## Requirement
Leaving the pictures aside, reproduce the data in full and word for word.

## Material for this exercise
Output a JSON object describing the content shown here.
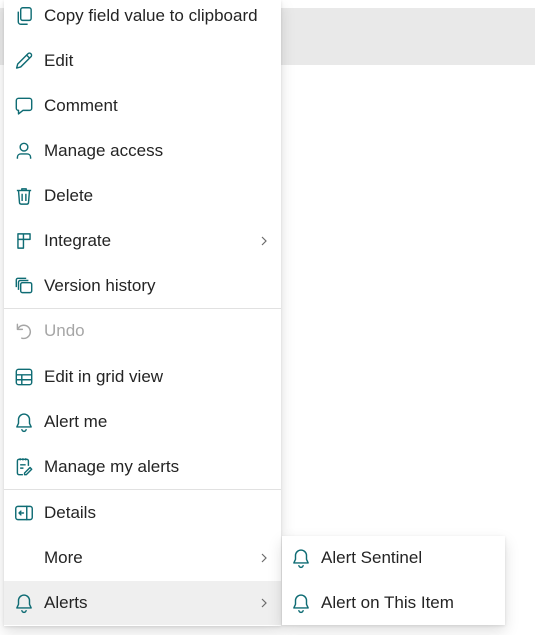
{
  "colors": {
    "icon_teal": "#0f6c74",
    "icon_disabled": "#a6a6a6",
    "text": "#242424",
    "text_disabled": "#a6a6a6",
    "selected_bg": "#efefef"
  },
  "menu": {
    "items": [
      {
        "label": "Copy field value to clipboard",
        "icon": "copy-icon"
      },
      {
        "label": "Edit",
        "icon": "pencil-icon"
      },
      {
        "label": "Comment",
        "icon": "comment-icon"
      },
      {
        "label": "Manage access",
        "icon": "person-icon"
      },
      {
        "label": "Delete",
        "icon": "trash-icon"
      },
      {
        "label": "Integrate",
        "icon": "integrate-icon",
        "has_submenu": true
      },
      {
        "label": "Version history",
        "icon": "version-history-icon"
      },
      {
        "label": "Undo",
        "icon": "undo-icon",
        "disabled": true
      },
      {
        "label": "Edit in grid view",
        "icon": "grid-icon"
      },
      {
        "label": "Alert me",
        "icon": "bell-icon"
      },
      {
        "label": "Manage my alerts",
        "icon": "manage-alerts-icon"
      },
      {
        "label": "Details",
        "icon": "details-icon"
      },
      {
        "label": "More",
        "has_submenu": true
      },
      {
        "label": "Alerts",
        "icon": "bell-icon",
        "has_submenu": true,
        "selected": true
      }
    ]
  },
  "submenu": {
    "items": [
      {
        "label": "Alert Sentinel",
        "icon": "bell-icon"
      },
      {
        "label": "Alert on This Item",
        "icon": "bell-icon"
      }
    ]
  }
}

## Exercise answer
Output a JSON object describing the content shown here.
{
  "colors": {
    "icon_teal": "#0f6c74",
    "icon_disabled": "#a6a6a6",
    "text": "#242424",
    "text_disabled": "#a6a6a6",
    "selected_bg": "#efefef"
  },
  "menu": {
    "items": [
      {
        "label": "Copy field value to clipboard",
        "icon": "copy-icon"
      },
      {
        "label": "Edit",
        "icon": "pencil-icon"
      },
      {
        "label": "Comment",
        "icon": "comment-icon"
      },
      {
        "label": "Manage access",
        "icon": "person-icon"
      },
      {
        "label": "Delete",
        "icon": "trash-icon"
      },
      {
        "label": "Integrate",
        "icon": "integrate-icon",
        "has_submenu": true
      },
      {
        "label": "Version history",
        "icon": "version-history-icon"
      },
      {
        "label": "Undo",
        "icon": "undo-icon",
        "disabled": true
      },
      {
        "label": "Edit in grid view",
        "icon": "grid-icon"
      },
      {
        "label": "Alert me",
        "icon": "bell-icon"
      },
      {
        "label": "Manage my alerts",
        "icon": "manage-alerts-icon"
      },
      {
        "label": "Details",
        "icon": "details-icon"
      },
      {
        "label": "More",
        "has_submenu": true
      },
      {
        "label": "Alerts",
        "icon": "bell-icon",
        "has_submenu": true,
        "selected": true
      }
    ]
  },
  "submenu": {
    "items": [
      {
        "label": "Alert Sentinel",
        "icon": "bell-icon"
      },
      {
        "label": "Alert on This Item",
        "icon": "bell-icon"
      }
    ]
  }
}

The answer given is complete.